- **Problem details**
The lines to return are those below that contain the word "with".

(Stored dataset items)
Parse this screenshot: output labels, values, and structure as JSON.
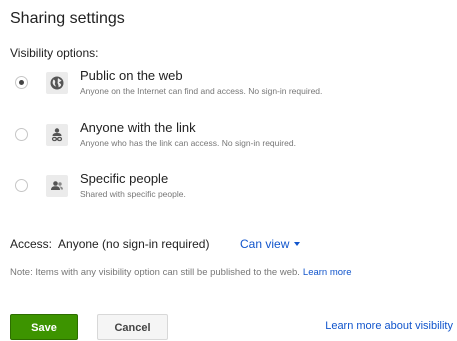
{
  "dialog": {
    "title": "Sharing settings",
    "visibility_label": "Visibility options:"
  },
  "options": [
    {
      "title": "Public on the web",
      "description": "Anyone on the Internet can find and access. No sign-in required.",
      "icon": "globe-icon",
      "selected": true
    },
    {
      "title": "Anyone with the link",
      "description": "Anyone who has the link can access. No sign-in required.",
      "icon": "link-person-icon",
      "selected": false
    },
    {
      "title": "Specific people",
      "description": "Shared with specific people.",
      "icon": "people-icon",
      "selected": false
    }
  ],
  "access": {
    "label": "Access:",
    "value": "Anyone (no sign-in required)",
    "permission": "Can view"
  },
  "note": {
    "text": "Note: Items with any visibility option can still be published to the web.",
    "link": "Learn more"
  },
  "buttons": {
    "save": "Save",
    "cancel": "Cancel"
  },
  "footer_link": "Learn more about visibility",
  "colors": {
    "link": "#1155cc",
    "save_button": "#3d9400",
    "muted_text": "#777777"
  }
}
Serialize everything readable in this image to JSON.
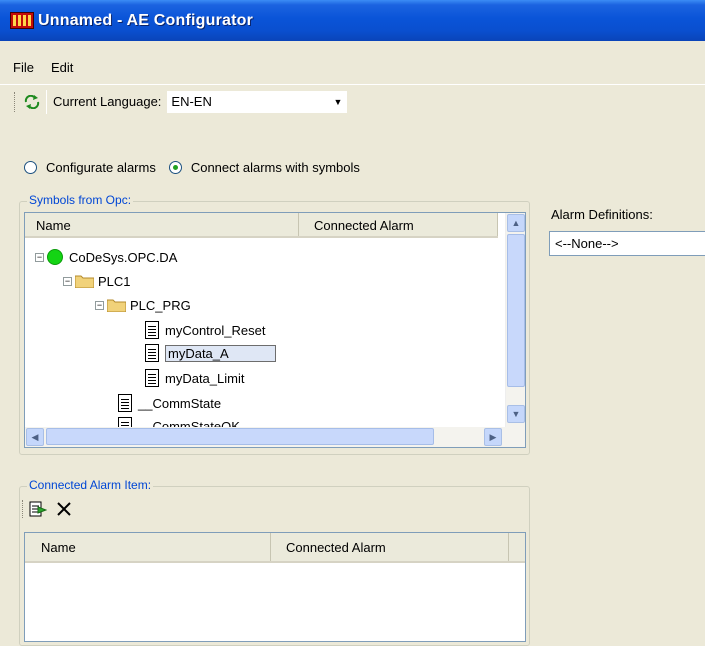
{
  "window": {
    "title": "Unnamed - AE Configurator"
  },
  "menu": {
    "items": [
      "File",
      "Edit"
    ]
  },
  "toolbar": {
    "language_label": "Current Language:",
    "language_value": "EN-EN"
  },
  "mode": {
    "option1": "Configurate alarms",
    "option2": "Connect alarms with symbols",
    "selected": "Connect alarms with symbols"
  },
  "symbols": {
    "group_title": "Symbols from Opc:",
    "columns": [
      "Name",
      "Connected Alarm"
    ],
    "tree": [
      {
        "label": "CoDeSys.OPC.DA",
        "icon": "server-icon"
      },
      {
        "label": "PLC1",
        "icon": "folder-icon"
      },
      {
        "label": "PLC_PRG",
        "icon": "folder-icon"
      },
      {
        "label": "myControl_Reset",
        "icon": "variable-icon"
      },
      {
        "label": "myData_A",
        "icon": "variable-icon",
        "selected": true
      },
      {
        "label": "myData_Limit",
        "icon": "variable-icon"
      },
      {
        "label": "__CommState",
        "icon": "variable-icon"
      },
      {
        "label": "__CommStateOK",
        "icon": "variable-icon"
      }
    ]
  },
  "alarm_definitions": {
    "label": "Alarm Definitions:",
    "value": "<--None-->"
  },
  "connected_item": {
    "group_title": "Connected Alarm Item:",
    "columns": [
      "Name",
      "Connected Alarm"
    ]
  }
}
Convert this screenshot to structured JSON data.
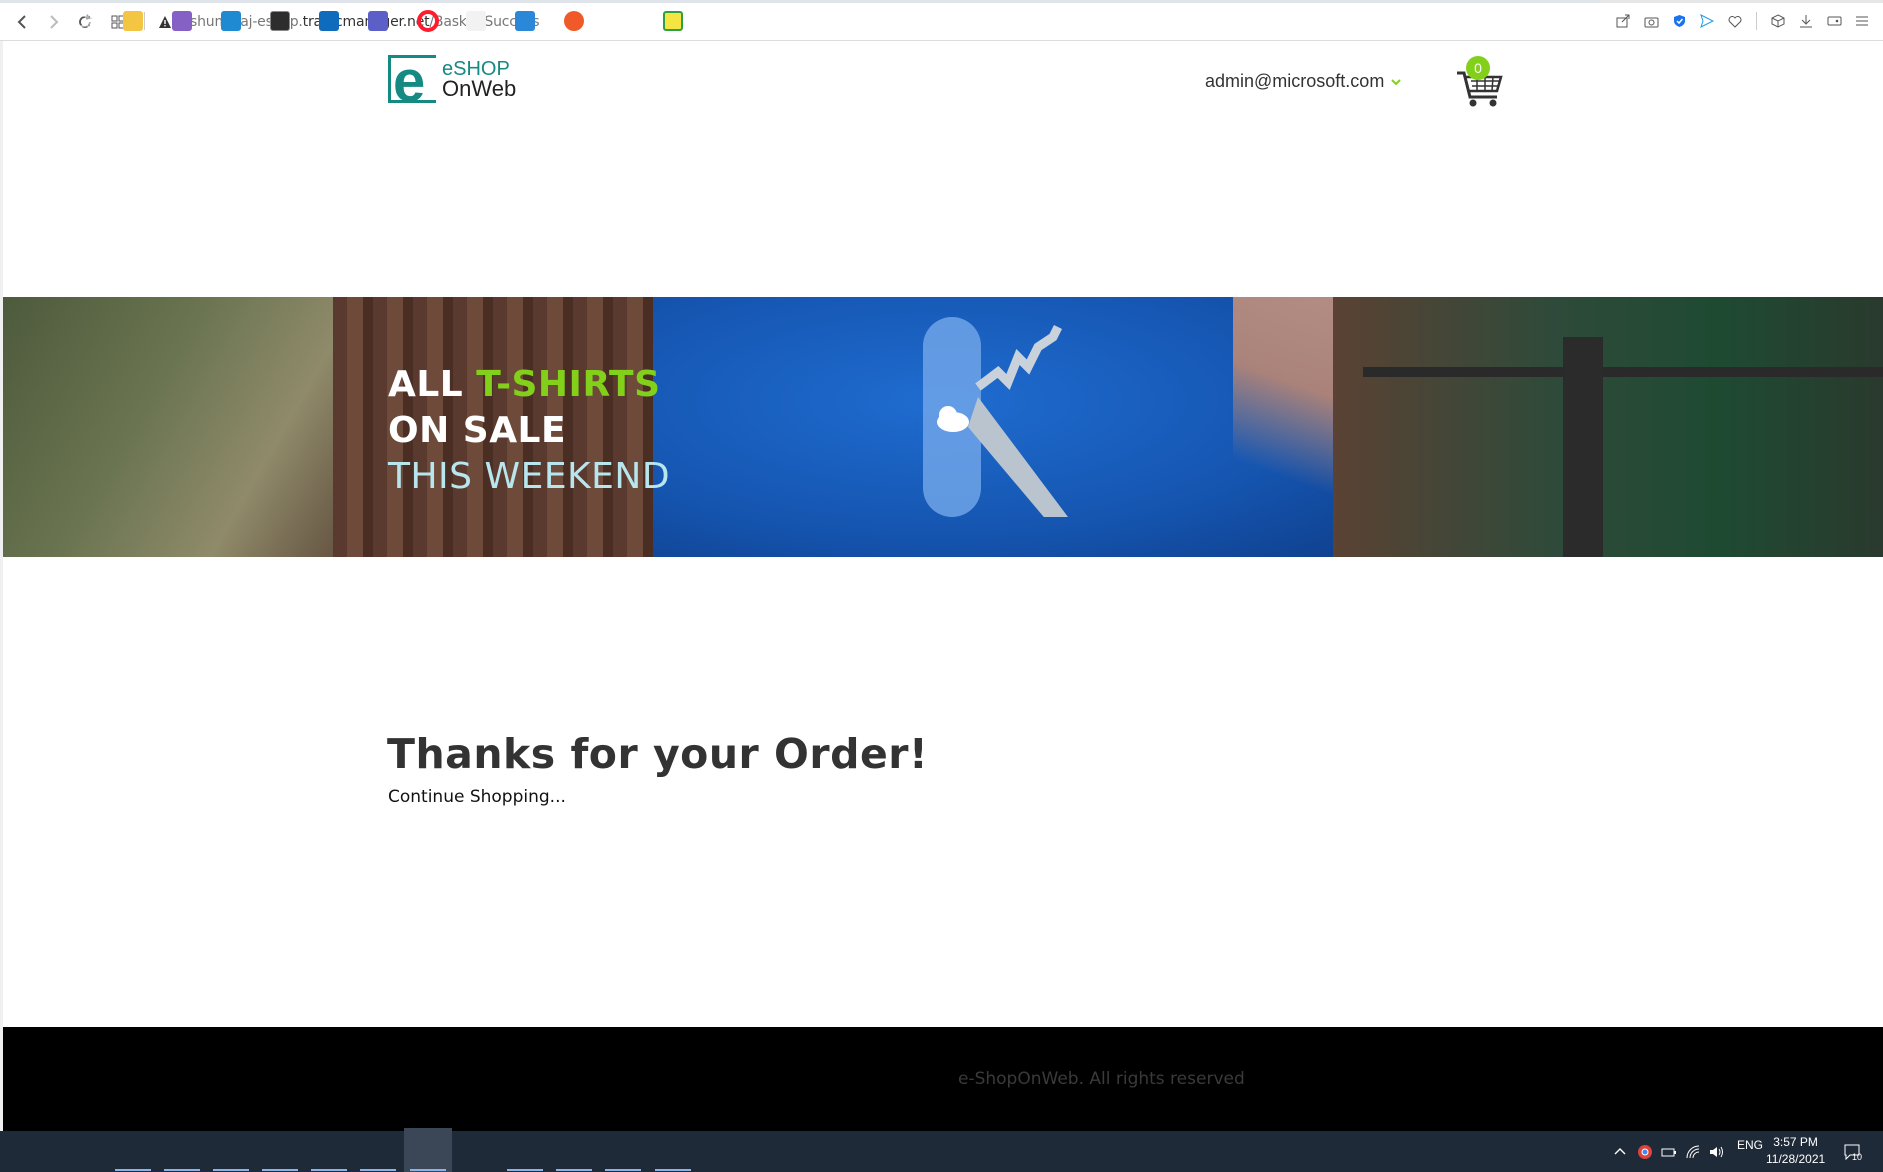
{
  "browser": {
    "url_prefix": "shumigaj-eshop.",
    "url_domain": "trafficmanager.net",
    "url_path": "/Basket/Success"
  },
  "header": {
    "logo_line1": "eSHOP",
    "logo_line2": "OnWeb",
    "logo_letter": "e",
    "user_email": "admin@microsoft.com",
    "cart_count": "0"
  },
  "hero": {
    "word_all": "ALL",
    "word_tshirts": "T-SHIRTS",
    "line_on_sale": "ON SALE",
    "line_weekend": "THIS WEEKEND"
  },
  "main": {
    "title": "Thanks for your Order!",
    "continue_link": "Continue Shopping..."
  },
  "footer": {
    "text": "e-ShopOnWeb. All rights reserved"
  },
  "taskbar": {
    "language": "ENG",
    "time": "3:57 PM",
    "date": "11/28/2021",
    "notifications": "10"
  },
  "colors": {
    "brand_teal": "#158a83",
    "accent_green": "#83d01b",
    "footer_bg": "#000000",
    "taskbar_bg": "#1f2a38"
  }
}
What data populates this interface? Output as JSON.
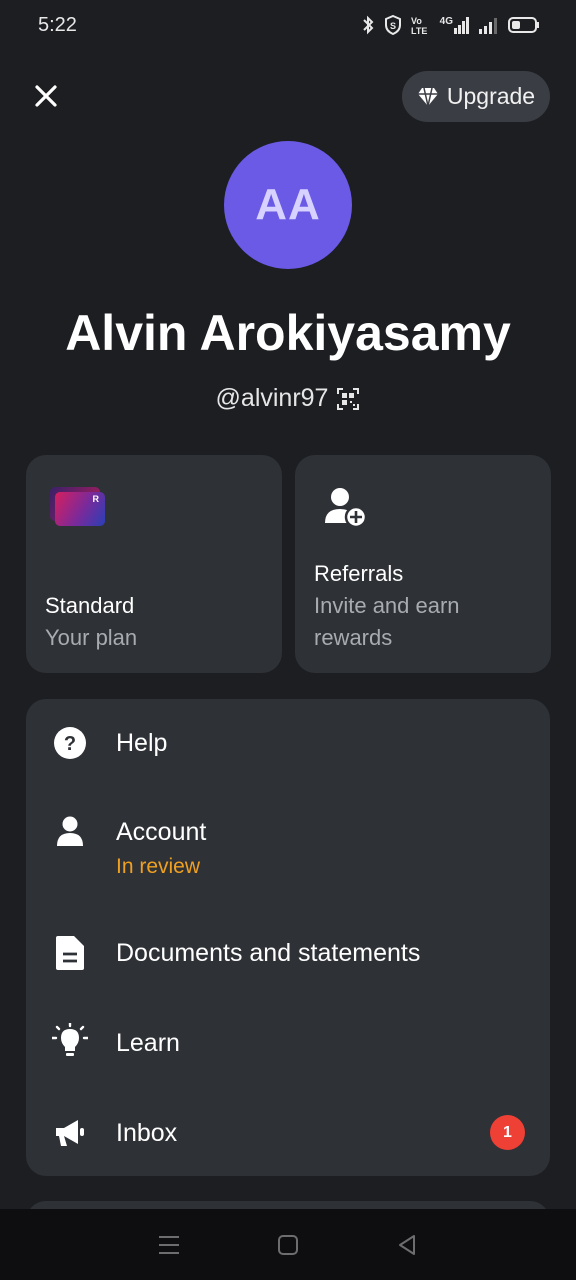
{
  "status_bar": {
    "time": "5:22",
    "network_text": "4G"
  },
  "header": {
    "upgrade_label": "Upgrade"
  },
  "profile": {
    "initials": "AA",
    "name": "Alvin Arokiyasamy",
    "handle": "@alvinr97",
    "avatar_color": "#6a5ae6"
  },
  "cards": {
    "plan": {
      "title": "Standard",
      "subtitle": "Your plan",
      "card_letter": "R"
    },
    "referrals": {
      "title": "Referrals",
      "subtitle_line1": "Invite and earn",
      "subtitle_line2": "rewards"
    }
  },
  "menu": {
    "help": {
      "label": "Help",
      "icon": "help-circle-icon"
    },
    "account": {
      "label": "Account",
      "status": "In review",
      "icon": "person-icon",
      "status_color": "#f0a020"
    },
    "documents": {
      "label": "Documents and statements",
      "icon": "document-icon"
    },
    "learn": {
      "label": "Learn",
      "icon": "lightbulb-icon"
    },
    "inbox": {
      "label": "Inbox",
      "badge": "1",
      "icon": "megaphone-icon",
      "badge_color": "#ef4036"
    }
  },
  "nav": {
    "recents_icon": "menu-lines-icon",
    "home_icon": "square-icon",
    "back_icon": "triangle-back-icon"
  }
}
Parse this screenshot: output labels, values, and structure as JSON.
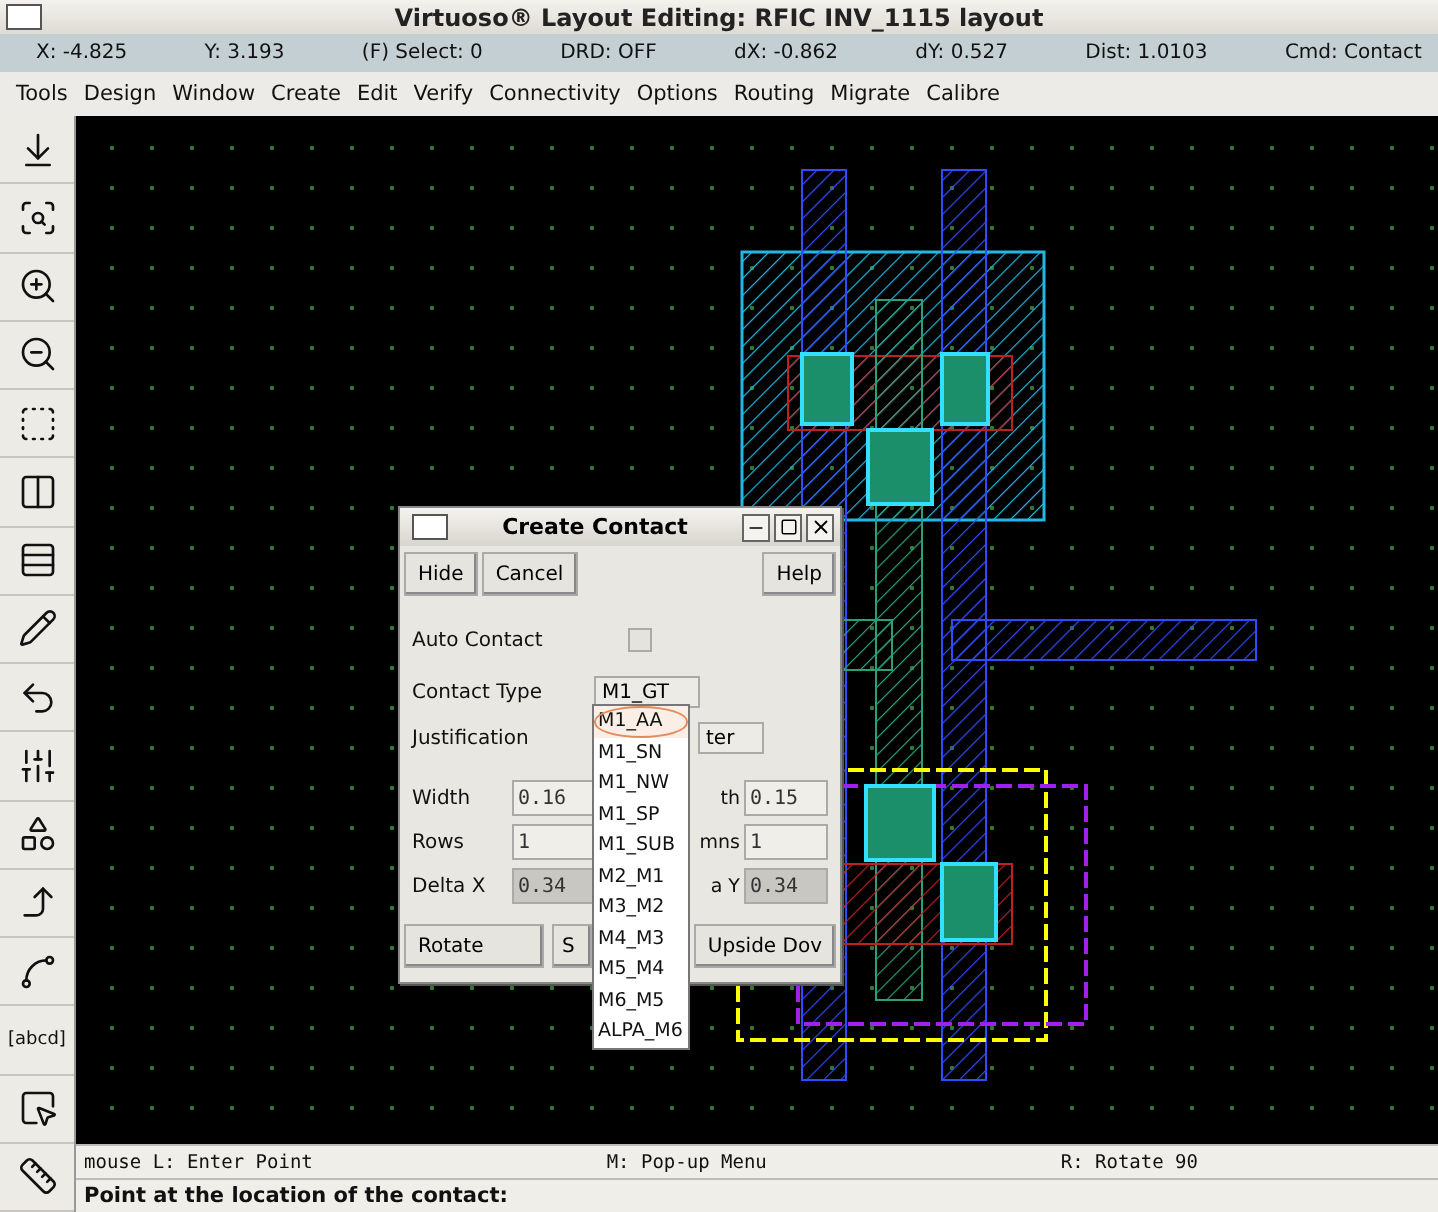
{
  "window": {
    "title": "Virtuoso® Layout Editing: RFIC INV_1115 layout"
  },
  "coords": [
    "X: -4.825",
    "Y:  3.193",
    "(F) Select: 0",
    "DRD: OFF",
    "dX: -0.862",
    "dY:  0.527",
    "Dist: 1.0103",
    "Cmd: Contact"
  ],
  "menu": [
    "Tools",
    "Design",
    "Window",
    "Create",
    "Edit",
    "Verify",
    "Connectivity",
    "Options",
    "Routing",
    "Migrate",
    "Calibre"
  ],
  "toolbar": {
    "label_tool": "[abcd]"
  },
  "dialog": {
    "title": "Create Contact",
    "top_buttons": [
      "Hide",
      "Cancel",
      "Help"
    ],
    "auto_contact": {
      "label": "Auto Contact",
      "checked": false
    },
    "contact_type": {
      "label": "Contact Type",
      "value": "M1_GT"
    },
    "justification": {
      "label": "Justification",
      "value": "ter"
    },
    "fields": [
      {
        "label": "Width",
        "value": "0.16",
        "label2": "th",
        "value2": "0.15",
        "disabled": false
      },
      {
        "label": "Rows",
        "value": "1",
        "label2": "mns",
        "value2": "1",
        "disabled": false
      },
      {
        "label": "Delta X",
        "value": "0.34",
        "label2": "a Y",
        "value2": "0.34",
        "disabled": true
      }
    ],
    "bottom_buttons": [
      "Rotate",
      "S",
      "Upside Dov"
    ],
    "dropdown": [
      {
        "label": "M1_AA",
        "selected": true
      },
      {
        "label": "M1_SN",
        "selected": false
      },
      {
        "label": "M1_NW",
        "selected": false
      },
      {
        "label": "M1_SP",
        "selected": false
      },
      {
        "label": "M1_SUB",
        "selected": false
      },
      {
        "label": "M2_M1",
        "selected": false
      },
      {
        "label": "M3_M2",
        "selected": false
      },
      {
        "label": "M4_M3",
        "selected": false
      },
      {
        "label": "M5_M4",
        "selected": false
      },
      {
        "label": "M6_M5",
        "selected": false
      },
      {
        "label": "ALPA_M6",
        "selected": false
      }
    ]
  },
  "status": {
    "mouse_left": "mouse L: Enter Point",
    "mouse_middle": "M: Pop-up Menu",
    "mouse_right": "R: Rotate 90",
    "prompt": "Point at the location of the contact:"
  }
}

- **Completed task**
      "title": "Anyone with the link",
      "description": "Shared with specific people.",
    "text": "Note: Items with any visibility option can still be published to the web.",
    "option2": "Connect alarms with symbols",
    "selected": "Connect alarms with symbols"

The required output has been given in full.